Some statistics about pancreatic cancer: it is the fourth leading cause of cancer death; there is a five percent five-year survival rate (compared to breast cancer which is 89 percent); and there is a high chance that the cancer will return. I was lucky that the cancer was found early and that it was operable. Most tumors don’t reveal themselves until it is too late, as was the case for my brother Rudy.
Diagnosed at stage IV, Rudy was given six months. His tumor was inoperable and the cancer had already spread to his liver. He was 50 years old. My niece, Rudy’s daughter, had done cancer treatment research for her father, and now she researched for me. She knew that I needed the most aggressive treatment possible, and then some. She searched and found a clinical trial at Northwestern University to test a vaccine against pancreatic cancer. Less than a month after my surgery, we headed down to Chicago on St. Patrick’s Day to see if I could get into this trial.
With my brother-in-law and niece reading the protocol for the trial on the telephone, we arrived at Northwestern with the pathology report in hand. I didn’t realize I had to be approved. If I was found to meet all the requirements, I had to have the first round of vaccines on the twenty-eighth day after my surgery. We arrived in Chicago on Monday night, and my twenty-eighth day after surgery was Wednesday.
I was accepted into the clinical trials, beginning a regimen of eight vaccine shots every two weeks for 14 weeks along with two different kinds of chemotherapy and five and a half weeks of radiation.
Genetic Identity as a Protected Class
Shifting the focus from my personal journey onto my professional journey, the connections and intersections emerge.
Rewind back to 2007. At the tail end of a meeting of the Equal Opportunities Commission, Steve Morrison (one of the commissioners) suggested that the EOC explore adding genetic identity to the list of protected classes in the equal opportunities ordinances for the city of Madison. We were to explore what was meant by genetic identity. How could an employer discriminate against a potential or existing employee on the basis on genetic identity? What did this mean for housing and, even more perplexing, for public accommodation?
The process of researching, working with the City Attorney’s office (that drafts the language), and presenting information to the commissioners fell on the staff’s shoulders, and so began the long process of researching, writing, and debating. Never did I imagine, sitting at the EOC meeting, how personal this addition to the ordinance would become for me.
As the Commission worked on this endeavor here in Madison, the Genetic Identity Nondiscrimination Act (GINA) was making its way through the process at the federal level.
In May of 2008, President George Bush signed GINA into law just as I was starting radiation treatment for pancreatic cancer. The Senate passed GINA unanimously, and the House passed it 414 to 1. In November of 2009, the law went into effect. Madison will most likely incorporate aspects of GINA into the ordinances later this year.
The Impact of GINA

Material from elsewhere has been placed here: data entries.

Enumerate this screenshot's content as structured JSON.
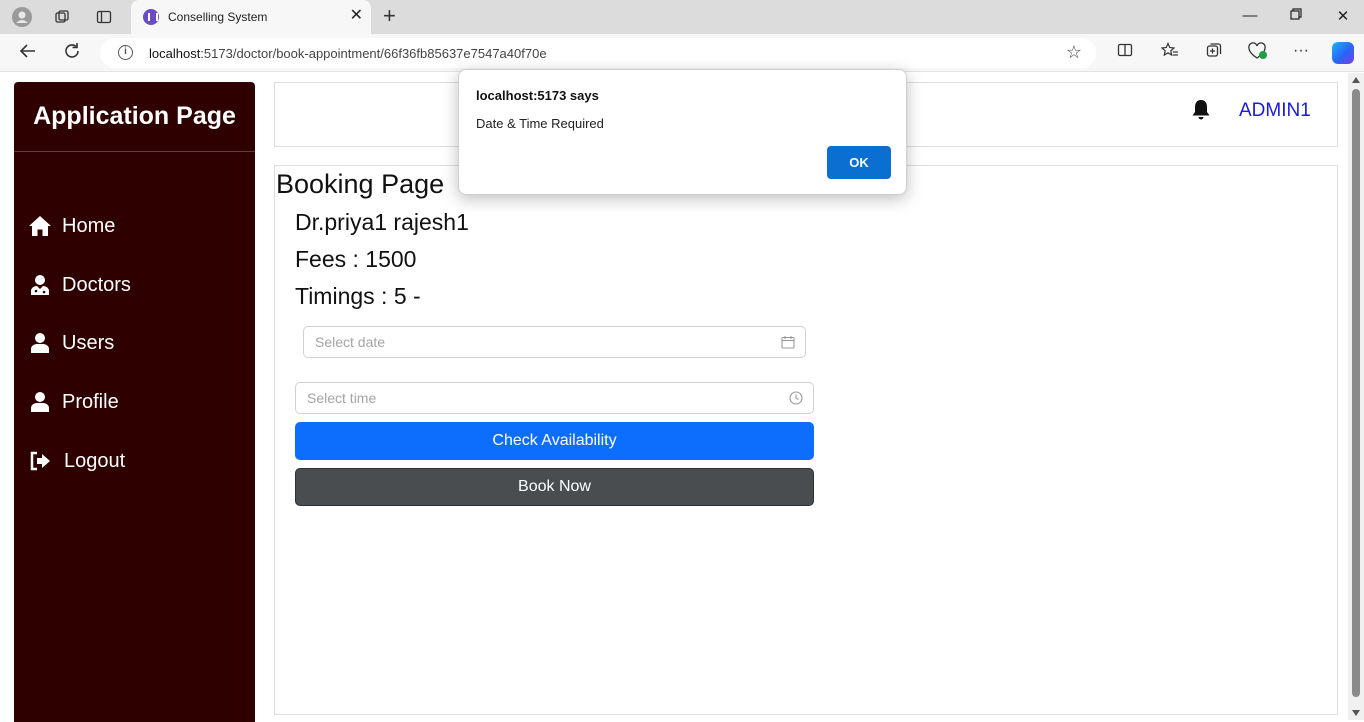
{
  "browser": {
    "tab_title": "Conselling System",
    "url_host": "localhost",
    "url_rest": ":5173/doctor/book-appointment/66f36fb85637e7547a40f70e"
  },
  "sidebar": {
    "brand": "Application Page",
    "items": [
      {
        "label": "Home",
        "icon": "home-icon"
      },
      {
        "label": "Doctors",
        "icon": "doctor-icon"
      },
      {
        "label": "Users",
        "icon": "user-icon"
      },
      {
        "label": "Profile",
        "icon": "user-icon"
      },
      {
        "label": "Logout",
        "icon": "logout-icon"
      }
    ]
  },
  "header": {
    "username": "ADMIN1"
  },
  "booking": {
    "title": "Booking Page",
    "doctor_name": "Dr.priya1 rajesh1",
    "fees": "Fees : 1500",
    "timings": "Timings : 5 -",
    "date_placeholder": "Select date",
    "time_placeholder": "Select time",
    "check_label": "Check Availability",
    "book_label": "Book Now"
  },
  "dialog": {
    "title": "localhost:5173 says",
    "message": "Date & Time Required",
    "ok_label": "OK"
  },
  "colors": {
    "sidebar_bg": "#2e0000",
    "primary": "#0d6efd",
    "dark_button": "#4a4d50",
    "username": "#1a1ad9"
  }
}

Why is GINA important? Why should we care if there are protections? As developments in genetic testing and information advance and as people take advantage of these to determine if they have a predisposition, the protections against discrimination in the workplace will become more important. Basically GINA states that an employer may not discriminate because of genetic information; GINA restricts an employer from acquiring genetic information; and GINA limits the disclosure of genetic information.

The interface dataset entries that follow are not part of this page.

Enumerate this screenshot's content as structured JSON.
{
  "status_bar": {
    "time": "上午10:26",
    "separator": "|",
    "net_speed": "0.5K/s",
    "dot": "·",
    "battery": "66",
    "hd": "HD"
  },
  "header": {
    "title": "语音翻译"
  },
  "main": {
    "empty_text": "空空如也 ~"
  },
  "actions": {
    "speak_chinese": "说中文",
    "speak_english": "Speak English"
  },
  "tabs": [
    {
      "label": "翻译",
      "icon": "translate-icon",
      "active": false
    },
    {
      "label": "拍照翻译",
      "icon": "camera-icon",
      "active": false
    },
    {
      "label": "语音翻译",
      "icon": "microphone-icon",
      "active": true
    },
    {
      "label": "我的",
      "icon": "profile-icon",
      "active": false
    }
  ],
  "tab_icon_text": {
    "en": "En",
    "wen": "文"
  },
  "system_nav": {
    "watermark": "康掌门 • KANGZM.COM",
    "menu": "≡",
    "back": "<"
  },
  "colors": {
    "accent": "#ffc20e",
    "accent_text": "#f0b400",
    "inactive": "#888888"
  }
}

Disclosing my experience with pancreatic cancer to the general public disqualifies me from employment protection; this law won’t benefit me. But, perhaps, if researchers find a genetic link, and if my child has that predisposition, then she might benefit from that employment protection.
Researchers still don’t know the genetic links for pancreatic cancer, unlike other cancers where they have been able to identify a genetic marker. The work to uncover this for pancreatic cancer is very far behind. Controlled journeys, with set destinations and routes, convenient stopping points, and places of interests are wonderful, but they are rare. They are the journeys of carefully choreographed vacations. Most of life is not so predictable. Cancer throws that control out the window.